WORK REQUEST
Would you tally how many lines in the records include the word "style"? Reply with the number only.

Excerpts from an interface dataset
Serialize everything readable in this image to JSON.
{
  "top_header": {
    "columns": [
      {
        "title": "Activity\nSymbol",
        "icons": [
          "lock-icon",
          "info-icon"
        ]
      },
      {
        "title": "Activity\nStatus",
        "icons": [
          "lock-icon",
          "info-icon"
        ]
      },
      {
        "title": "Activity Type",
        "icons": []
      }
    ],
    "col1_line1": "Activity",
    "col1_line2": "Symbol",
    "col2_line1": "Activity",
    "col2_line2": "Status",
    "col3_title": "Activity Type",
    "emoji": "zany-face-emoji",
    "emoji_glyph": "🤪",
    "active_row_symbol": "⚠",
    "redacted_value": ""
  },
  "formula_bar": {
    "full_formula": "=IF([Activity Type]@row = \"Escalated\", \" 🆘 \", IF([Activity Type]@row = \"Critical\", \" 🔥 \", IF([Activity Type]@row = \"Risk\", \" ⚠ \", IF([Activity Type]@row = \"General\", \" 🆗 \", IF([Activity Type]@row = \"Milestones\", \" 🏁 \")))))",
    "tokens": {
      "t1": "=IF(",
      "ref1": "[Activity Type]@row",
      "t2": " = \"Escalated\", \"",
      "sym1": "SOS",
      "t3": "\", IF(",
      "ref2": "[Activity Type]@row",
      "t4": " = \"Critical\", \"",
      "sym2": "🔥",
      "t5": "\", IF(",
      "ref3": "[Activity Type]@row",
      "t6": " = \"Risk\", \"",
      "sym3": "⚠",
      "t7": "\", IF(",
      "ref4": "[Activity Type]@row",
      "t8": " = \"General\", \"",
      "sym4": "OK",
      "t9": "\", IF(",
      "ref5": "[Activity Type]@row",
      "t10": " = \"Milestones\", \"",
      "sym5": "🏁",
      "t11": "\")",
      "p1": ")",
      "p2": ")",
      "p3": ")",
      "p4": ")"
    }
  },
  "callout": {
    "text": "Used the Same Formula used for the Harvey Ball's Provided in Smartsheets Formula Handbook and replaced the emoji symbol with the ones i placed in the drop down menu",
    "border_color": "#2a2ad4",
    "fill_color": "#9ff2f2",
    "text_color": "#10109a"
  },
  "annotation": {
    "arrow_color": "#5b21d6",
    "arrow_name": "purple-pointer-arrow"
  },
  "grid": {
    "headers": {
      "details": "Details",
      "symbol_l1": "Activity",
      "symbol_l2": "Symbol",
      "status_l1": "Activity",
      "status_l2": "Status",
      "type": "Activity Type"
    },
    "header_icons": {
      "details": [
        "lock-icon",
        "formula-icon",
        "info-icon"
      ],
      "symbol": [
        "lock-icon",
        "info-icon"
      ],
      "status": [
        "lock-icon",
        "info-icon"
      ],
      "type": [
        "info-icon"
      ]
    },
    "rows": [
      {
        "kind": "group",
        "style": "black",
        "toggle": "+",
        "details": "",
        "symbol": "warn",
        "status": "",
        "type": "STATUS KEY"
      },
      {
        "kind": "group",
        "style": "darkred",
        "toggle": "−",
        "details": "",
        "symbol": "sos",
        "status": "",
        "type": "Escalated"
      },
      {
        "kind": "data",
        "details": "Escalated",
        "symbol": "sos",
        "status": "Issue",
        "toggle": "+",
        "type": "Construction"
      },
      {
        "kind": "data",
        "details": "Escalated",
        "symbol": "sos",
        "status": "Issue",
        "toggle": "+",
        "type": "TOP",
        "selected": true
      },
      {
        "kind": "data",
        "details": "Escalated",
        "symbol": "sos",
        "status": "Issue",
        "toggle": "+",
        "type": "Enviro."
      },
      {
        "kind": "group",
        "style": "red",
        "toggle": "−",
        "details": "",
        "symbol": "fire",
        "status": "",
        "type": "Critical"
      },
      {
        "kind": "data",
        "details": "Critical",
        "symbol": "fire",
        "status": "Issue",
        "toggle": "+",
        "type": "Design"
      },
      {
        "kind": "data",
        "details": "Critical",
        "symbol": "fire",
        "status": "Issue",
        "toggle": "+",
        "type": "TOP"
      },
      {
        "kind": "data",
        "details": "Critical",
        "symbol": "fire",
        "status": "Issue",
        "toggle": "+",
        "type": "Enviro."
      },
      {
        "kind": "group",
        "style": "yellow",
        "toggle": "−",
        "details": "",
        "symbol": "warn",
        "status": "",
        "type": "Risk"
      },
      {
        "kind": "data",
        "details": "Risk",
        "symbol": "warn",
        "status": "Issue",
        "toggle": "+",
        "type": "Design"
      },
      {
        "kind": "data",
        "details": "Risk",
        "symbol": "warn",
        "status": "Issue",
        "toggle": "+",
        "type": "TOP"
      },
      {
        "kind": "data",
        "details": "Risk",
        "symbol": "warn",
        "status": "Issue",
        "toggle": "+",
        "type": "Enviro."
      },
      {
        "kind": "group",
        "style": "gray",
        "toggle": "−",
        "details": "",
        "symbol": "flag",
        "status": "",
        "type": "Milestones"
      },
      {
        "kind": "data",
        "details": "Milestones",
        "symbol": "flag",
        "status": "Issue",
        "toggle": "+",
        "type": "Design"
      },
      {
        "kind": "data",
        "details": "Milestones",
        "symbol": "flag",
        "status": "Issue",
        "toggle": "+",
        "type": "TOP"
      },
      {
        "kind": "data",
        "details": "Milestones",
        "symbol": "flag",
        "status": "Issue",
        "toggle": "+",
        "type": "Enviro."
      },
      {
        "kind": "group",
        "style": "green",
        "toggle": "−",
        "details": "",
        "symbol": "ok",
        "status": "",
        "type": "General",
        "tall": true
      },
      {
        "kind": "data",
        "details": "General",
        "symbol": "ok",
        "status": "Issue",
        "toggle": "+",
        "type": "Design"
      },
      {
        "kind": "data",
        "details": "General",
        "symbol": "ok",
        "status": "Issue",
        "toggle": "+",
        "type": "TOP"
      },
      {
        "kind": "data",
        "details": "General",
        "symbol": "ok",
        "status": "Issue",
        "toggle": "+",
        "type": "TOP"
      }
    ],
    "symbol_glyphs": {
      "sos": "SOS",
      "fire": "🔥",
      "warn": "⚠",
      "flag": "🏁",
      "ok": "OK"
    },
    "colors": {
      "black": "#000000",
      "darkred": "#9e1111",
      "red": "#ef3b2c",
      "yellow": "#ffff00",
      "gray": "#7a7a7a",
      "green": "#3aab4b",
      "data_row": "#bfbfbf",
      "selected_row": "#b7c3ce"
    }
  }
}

YOUR SOLUTION
6